Then you bailed again. :/ This time without a reason (bad advice). I had a candidate cancel on me twice, the second time was 10 mins before the interview and we had already blocked out time for him and everything. After that, nobody cared about him. We wondered what kind of worker he would be if that's how he approached something as simple as the interview. Basically, we felt he didn't want the job, nor did we want that kind of work ethic.

While I agree with Joe in that you have nothing to lose by trying, I probably would either expect not to be given the chance again, or at the very least have a possibly awkward interview with people who have only really experienced the worst of you. Again, they could be really laid back and in that case, yea, try it out. Working for someone that tolerant to your actions is rare. That may also be a red flag on their end. Will they be that laid back paying you?

My personal recommendation is to get better, and move forward with another company and DON'T DO ANYTHING LIKE THIS AGAIN. Always have a good reason, always be polite, forthcoming, honest and grateful. People will understand and tolerate personal responsibilities, but not being blown off repeatedly.

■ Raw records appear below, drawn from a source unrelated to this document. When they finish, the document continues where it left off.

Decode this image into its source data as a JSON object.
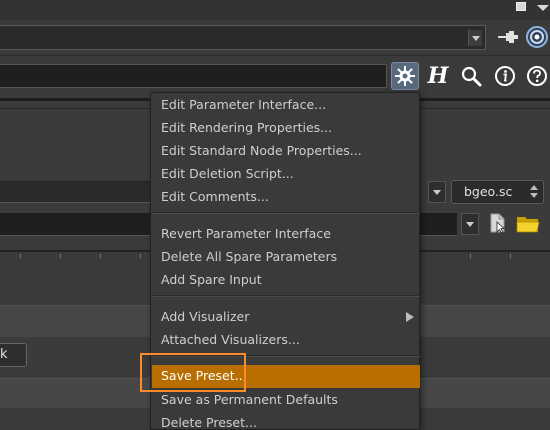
{
  "path_bar": {
    "value": ""
  },
  "toolbar": {
    "name_value": "",
    "help_label": "H"
  },
  "params": {
    "format_value": "bgeo.sc",
    "button_label": "k"
  },
  "context_menu": {
    "items": [
      "Edit Parameter Interface...",
      "Edit Rendering Properties...",
      "Edit Standard Node Properties...",
      "Edit Deletion Script...",
      "Edit Comments...",
      "Revert Parameter Interface",
      "Delete All Spare Parameters",
      "Add Spare Input",
      "Add Visualizer",
      "Attached Visualizers...",
      "Save Preset...",
      "Save as Permanent Defaults",
      "Delete Preset..."
    ],
    "highlighted_item": "Save Preset..."
  },
  "colors": {
    "highlight": "#b86e00",
    "focus_outline": "#ff8a2a",
    "gear_button": "#5a6a7e"
  },
  "icons": [
    "window-maximize-icon",
    "window-menu-icon",
    "pin-icon",
    "target-icon",
    "gear-icon",
    "search-icon",
    "info-icon",
    "question-icon",
    "file-browse-icon",
    "folder-icon",
    "submenu-arrow-icon"
  ]
}
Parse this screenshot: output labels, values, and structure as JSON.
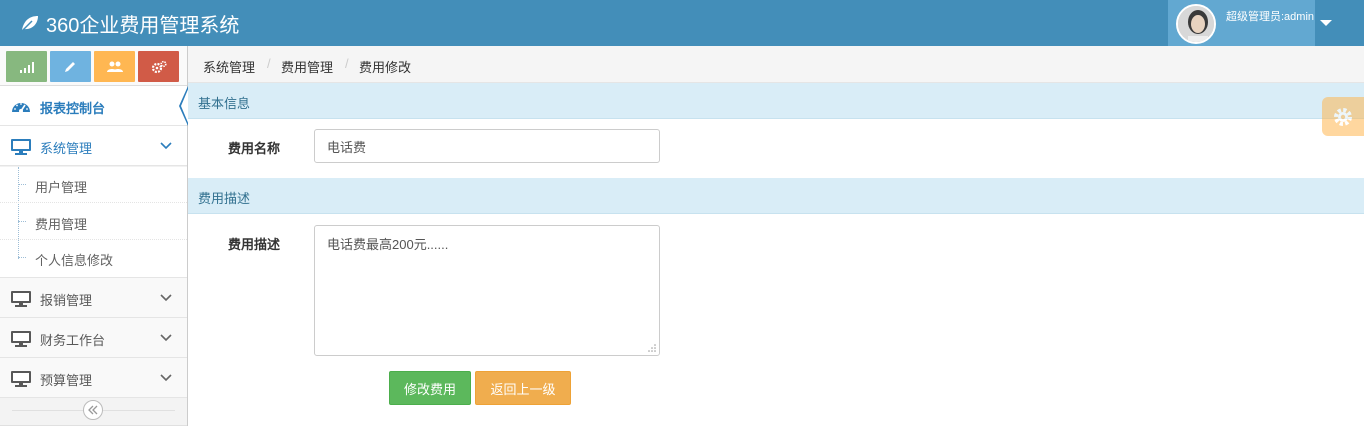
{
  "app": {
    "title": "360企业费用管理系统"
  },
  "user": {
    "name": "超级管理员:admin"
  },
  "shortcuts": [
    {
      "icon": "signal-icon",
      "color": "#87b87f"
    },
    {
      "icon": "pencil-icon",
      "color": "#6fb3e0"
    },
    {
      "icon": "users-icon",
      "color": "#ffb752"
    },
    {
      "icon": "cogs-icon",
      "color": "#d15b47"
    }
  ],
  "sidebar": {
    "items": [
      {
        "label": "报表控制台",
        "icon": "dashboard-icon",
        "active": true
      },
      {
        "label": "系统管理",
        "icon": "desktop-icon",
        "expanded": true
      },
      {
        "label": "报销管理",
        "icon": "desktop-icon"
      },
      {
        "label": "财务工作台",
        "icon": "desktop-icon"
      },
      {
        "label": "预算管理",
        "icon": "desktop-icon"
      }
    ],
    "submenu": [
      {
        "label": "用户管理"
      },
      {
        "label": "费用管理"
      },
      {
        "label": "个人信息修改"
      }
    ]
  },
  "breadcrumbs": [
    "系统管理",
    "费用管理",
    "费用修改"
  ],
  "form": {
    "section_basic": "基本信息",
    "name_label": "费用名称",
    "name_value": "电话费",
    "section_desc": "费用描述",
    "desc_label": "费用描述",
    "desc_value": "电话费最高200元......",
    "save_button": "修改费用",
    "back_button": "返回上一级"
  },
  "colors": {
    "navbar": "#438eb9",
    "accent": "#2b7dbc",
    "success": "#5cb85c",
    "warning": "#f0ad4e",
    "section_bg": "#d9edf7"
  }
}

Oh, and for the future, you don't have to give a reason only when you are intentionally 'burning a bridge'. But if you expect to cross it again, you better have a damn good one.

  • Just accepted, thanks a lot, it helps to know the perspective from the other side. I will really take your advice into account for the future. Regarding this case, I think it was a mistake to even rejoin the hiring process when there was a possibility that I could take the opportunity, but I figured it still gives a better impression that staying a ghost. Anyway, lesson learned. – Eugenberk Oct 15 '15 at 19:20
  • No problem. Thanks for accepting. Sometimes learning what not to do (especially the hard way) is the only way for success in the future. – coblr Oct 15 '15 at 23:05
9

My question is, do you guys think its still a possibility to work for those guys later on?

While I'd be unlikely to extend a third invitation to someone who bailed on me twice already, anything is possible. Perhaps you are so good of a candidate, they are willing to overlook your behavior.

Should I even bother? Because I'm getting worried that this could actually come across as laughing at them and even worse than not apologizing in the first place.

Sure you should bother - you have nothing at all to lose.

They might just pick up where they left off and pursue you. Or they might not. Either way, you would be no worse off than you are now.

Your Answer

By clicking “Post Your Answer”, you agree to our terms of service, privacy policy and cookie policy

Not the answer you're looking for? Browse other questions tagged or ask your own question.